I generally limit my year-end list to the stuff I got to listen to repeatedly. Normally there aren't that many I actually care about, but this year was very different. For the first time since I was a teenager in the 90's, there was more great music coming out than I had time to listen to. What a great problem to have. Unfortunately, that means I really didn't have time to dig into new releases from Thom Yorke, Angel Olsen, or Chromatics as much as I'd like.
In the meantime, here's a list of the best music I did get to listen to.
Pond - Tasmania: A direct follow-on to the psychedelic knuckleheads' previous (and best) album The Weather, this one continues the electronic experimentation from that release. Kevin Parker of Tame Impala returns for production, and while it's not the breakthrough The Weather was, it's still awfully damn good for a band that once released a song called "Heroic Shart."
Danny Brown - uknowhatimsayin: What a career trajectory this guy's had. He didn't break through until he was 30. Now pushing 40, he's every bit as weird and inventive as ever. This one has Q-Tip, Flying Lotus, and JPEGMAFIA on production, and sounds less dark than his last album Atrocity Exhibition. Also check out his bizarre talk show on Viceland if you get a chance. It's like Pee Wee's Playhouse on crack. Also, he's now a character in GTA Online.
King Gizzard and the Lizard Wizard - Infest the Rats' Nest: The was actually the second album the psych/prog weirdos released this year, after the bluesy Cyboogie, and their 14th overall. And yet, for a band known for swerving in different directions with each new album, they came ever further out of left field than ever here: they put out an 80's thrash metal album. And it's almost dead on. Ostensibly a concept album about a dying future Earth, you'd be forgiven for thinking you're listening to a lost Slayer album from 1985 for a minute.
Clairo - Immunity: For all the bad stuff that technology has done for the music industry (lowered sales, Auto Tune), there have been a few benefits. Arguably the best one has been the lowered bar to entry for young musicians. Clairo had a viral hit on YouTube as a teenager using just a Casio keyboard and her vocals. Three years later, her debut album is probably the best indie pop album I've ever heard from someone so young. Produced by Rostam of Vampire Weekend, and featuring Danielle Haim on guitar, it's restrained and understated, just like her vocal delivery. Can't wait to see how her career unfolds.
Flying Lotus - Flamagra: Another loose concept album, not surprisingly about the theme of fire, this one refines his unique blend of jazz, hip hop, and spaced-out funk. There aren't a ton of new ideas here, but it feels like the execution here is solid throughout. The list of collaborators here is ridiculously long, which could also be said of the album itself (76 minutes!). Side note: I saw him live this year, and it's probably the best show I've ever seen.
Fire Is Coming (f. David Lynch)

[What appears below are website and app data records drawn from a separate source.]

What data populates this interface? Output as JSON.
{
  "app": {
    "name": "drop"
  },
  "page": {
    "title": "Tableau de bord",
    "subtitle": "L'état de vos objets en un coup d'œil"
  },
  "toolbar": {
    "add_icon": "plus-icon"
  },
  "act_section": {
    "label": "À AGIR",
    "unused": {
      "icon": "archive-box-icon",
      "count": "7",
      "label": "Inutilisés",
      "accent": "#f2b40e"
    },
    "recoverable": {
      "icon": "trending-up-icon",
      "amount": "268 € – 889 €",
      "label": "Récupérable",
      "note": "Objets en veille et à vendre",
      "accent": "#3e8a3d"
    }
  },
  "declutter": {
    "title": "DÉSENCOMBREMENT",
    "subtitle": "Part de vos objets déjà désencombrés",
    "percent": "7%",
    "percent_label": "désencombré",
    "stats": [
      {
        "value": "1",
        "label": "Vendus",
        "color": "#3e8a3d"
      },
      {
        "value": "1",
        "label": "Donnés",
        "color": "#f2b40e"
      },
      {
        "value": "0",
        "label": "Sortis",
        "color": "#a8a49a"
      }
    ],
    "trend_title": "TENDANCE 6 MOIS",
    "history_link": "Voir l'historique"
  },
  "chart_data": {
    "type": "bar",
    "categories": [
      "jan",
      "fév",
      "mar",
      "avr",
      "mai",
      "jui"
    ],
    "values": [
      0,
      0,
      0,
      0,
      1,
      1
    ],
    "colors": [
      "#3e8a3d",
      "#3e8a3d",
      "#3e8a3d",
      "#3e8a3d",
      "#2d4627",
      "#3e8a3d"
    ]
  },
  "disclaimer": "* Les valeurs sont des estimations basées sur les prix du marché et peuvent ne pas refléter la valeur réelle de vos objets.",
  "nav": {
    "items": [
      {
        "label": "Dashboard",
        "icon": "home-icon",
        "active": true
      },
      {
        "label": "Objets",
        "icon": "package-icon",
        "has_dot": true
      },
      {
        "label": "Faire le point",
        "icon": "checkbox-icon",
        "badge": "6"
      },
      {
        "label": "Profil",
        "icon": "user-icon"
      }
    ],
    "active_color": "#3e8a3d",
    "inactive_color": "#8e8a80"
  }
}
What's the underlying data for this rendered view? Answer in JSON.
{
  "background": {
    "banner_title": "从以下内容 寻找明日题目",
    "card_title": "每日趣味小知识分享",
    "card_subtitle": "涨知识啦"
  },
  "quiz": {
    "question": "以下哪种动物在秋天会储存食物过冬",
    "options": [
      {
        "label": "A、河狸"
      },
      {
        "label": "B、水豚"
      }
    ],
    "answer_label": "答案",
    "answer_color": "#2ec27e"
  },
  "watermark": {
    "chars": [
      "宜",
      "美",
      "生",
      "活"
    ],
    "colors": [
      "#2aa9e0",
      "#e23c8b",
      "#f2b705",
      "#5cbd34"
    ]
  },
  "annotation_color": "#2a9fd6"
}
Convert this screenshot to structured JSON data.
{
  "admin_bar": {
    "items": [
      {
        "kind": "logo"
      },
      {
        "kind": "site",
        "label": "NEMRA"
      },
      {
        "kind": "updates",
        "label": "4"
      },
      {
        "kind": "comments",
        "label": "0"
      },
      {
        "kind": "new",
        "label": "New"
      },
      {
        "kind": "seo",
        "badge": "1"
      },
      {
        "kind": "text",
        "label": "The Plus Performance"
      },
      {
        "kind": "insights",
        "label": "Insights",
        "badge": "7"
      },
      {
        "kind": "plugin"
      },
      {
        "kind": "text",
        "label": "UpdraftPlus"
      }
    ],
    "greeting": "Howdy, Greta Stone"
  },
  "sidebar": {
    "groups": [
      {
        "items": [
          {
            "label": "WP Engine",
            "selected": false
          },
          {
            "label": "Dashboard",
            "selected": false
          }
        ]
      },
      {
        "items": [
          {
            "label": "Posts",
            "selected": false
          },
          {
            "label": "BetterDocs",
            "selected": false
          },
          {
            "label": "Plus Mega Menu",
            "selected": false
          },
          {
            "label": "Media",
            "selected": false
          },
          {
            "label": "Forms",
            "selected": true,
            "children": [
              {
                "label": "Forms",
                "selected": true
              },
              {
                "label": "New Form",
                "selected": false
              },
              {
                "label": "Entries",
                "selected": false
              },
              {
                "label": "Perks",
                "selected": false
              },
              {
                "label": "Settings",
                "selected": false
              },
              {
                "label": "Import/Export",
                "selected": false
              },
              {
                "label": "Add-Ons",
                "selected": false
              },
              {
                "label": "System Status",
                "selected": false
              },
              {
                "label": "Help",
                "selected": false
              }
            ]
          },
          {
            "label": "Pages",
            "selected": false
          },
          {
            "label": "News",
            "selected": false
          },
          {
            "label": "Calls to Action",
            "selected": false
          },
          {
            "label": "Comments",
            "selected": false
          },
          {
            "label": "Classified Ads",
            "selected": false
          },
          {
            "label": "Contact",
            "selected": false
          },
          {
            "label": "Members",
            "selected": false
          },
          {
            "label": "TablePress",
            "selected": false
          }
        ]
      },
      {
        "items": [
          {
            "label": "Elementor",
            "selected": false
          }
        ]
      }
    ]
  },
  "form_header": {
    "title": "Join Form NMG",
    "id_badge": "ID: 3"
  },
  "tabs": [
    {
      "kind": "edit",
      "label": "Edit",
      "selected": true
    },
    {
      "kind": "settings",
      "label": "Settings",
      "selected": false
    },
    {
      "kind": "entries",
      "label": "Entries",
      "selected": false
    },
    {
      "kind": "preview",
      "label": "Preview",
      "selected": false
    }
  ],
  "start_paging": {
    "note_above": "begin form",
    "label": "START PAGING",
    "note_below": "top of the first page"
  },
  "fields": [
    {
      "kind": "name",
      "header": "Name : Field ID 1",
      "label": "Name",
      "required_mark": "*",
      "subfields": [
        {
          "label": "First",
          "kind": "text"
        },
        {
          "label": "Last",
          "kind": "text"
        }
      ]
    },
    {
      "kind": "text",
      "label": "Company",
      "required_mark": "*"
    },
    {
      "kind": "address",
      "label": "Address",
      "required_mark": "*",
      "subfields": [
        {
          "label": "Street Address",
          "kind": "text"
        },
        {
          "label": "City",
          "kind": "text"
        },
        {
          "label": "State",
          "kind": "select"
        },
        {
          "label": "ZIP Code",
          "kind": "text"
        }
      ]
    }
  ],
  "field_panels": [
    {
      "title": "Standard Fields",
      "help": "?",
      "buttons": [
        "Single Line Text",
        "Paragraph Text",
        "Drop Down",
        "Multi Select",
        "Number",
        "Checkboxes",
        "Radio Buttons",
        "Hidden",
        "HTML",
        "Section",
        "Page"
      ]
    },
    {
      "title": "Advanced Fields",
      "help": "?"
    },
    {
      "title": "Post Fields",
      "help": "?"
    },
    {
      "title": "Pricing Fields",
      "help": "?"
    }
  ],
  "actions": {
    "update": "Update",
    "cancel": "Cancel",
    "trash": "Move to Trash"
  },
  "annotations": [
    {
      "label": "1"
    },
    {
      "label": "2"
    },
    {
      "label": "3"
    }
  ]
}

DIIV - Deceiver: Less than two months after their last album, DIIV basically broke up while their singer Zachary Cole Smith went into inpatient rehab for his heroin addiction. Which was ironic, considering that album was about his supposed recovery from just that. He reemerged this year after actually getting clean, and the band moved away from their previous reverby, beachy sound toward early 90's shoegaze. The songs are better written, they sound heavier, and the stakes seem higher. This was probably my #1 album of the year.